I am happy to be present on this momentous day which celebrates the 60th birthday of Israel as an independent nation. The people of Israel–Jews, Muslims, and Christians– are a beachhead of democracy in the region. I come as a friend, and, as a friend, it is important that I offer advice since I care about the future of this nation. The nation of Israel is isolated in the Middle East and must address those issues which have led to the current situation of being cut off from other countries in the area.

Let me begin by admitting that I made a mistake in supporting a policy of no negotiation with groups and nations with whom I disagree. The policy of refusing to negotiate has failed. Over thirty years ago, President Richard Nixon, who had supported for years a polcy of having no interactions with the government of Communist China, admitted his policy had failed. He initiated a dialogue with the Chinese Communist government whose leader, Mao Tse-tung had most probably killed 25 million people and was undoubtedly a terrorist in the truest sense of the word. Nixon and Secretary of State Henry Kissinger, talked with and worked out agreements with their hated rival. We know that policy proved productive to the cause of peace in Asia and the slow, but steady, growth of democracy in China.

It is time to end policies of silence since they don’t work. Every American president from Truman to Reagan negotiated with Soviet Communist leaders despite the fact those individuals were dedicated to the overthrow of capitalism and supported terrorist groups in the world. Dialogue and negotiation maintained peace in the area. It is time to reach out to Hamas and Hizbullah and work with the Palestinian Authority led by President Abbas in order to create the basis for peace in the region. We must engage Syria and Iran as part of a new dialogue for peace.

I urge involving the talents and expertise of important world figures such as the UN Secretary General and individuals like Nelson Mandela. I suggest the Palestinian Authority ask the governmnt of Turkey to dispatch troops to the Gaza area who would ensure the non-importantion of military weapons and work to end rocket attacks on Israel. It is time for Israel to accept the Hamas offer of a cease fire and allow Turkish toops to enforce it. This could be a positive first step in the beginning of a new dialogue for peace.

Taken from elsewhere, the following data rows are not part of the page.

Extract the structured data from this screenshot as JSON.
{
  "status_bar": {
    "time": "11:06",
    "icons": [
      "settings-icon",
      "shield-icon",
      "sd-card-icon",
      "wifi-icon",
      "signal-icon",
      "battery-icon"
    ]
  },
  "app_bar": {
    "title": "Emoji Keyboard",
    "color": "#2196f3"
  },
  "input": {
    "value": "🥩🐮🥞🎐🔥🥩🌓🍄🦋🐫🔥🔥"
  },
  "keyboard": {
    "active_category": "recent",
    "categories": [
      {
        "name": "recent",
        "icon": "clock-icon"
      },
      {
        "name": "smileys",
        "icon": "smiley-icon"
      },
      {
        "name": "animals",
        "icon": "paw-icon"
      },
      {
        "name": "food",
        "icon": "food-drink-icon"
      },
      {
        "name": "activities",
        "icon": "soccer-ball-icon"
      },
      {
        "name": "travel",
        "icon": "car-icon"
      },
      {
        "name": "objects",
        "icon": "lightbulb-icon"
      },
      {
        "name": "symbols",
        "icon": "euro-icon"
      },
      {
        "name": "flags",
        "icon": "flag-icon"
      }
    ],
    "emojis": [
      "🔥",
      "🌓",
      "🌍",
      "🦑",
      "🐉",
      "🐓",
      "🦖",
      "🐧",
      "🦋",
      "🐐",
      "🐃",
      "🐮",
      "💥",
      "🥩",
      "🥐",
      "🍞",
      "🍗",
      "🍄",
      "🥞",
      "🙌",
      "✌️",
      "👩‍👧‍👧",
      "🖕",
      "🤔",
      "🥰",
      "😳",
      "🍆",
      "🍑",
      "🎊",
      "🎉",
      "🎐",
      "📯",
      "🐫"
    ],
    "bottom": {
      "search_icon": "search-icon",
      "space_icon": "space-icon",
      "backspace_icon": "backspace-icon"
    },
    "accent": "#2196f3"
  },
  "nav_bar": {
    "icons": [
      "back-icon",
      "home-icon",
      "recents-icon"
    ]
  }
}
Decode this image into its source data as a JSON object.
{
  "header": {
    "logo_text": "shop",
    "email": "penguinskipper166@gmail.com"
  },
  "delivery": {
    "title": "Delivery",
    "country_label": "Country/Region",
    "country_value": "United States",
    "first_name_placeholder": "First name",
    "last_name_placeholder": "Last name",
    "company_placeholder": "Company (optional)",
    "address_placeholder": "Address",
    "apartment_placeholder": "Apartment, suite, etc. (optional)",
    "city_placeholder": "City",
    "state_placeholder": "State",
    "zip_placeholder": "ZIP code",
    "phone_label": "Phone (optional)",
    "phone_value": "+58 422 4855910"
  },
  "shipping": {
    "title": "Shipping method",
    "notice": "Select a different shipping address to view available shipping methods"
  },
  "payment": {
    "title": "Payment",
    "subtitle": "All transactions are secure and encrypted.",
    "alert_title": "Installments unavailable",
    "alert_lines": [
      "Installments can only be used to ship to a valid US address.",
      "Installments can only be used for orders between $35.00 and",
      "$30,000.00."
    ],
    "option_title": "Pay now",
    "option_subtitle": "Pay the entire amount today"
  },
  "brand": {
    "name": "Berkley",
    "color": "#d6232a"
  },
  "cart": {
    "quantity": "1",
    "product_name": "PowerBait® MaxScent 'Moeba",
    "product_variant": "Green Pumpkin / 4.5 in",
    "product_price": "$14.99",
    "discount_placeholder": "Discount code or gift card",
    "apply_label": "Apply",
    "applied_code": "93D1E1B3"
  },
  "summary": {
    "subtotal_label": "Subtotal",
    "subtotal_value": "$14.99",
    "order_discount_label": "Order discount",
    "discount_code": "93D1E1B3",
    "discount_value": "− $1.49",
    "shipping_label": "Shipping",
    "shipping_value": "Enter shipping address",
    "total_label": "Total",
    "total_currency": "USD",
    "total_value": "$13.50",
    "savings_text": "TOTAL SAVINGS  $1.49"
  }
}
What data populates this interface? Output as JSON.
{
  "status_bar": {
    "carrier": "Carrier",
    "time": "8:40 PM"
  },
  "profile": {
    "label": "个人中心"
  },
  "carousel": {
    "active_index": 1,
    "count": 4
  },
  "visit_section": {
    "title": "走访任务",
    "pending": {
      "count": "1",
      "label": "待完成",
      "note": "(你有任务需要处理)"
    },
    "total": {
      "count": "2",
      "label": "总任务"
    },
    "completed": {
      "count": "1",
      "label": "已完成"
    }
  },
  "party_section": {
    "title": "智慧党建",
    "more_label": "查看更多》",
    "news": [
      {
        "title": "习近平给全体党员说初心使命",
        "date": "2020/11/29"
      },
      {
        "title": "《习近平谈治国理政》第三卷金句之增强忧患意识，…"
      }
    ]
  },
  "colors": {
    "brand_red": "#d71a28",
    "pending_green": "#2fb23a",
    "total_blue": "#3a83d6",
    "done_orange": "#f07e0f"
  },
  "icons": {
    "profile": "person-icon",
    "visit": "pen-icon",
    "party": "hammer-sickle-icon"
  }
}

After the end of World War II, the United States and European nations, worked under th auspices of the Marshall Plan to create the basis for economic cooperation and an end to traditional hatreds. Although, Germany had killed over thirty million Europeans, it’s leaders were welcomed as partners. I propose creation of a new version of the Marshall Plan which would bring together all nations of the Middle East. The plan would be funded initially at the rate of $25 billion a year. This plan would require Middle Eastern Arab nations to work in a cooperative modality to develop an economic plan which would rejuvenate the entire region. All plans would have to be agreed upon both by Israel and Arab nations. A condition of the plan would be that all members cease military support or action against fellow members.

I also call for the creation of a new university that would be funded by the Billy Gates Foundation and the kingdom of Saudi Arabia. This Middle Eastern University would be open to students from all nations, it would be free, and its task would be to create a new generation of Middle Eastern young people who are dedicated to peace in the region. The MEU would bring together the best minds in the fields of science, technology, medicine, and the liberal arts who would work on a transnational basis to ensure peace and prosperity in the region.

The time has come to cease using outworn expressions such as “appeasement” when discussing peace. We can no longer afford to pursue the path of isolation. We need Iran and Syria actively engaged in the fight for peace and prosperity. I recognize what I propose will frighten many people in Israel as well as Muslims. The road of isolation leads only to isolation. Peace entails risks but the alternative is continuance of the current policy of non-enagement which has only increased the risk of violence. The road to peace begins with a first step. The first step is ending the current situation in Gaza that both endangers Muslims as well as Israelis. Hopefully, after the first step, there will be a more active movement towards peace.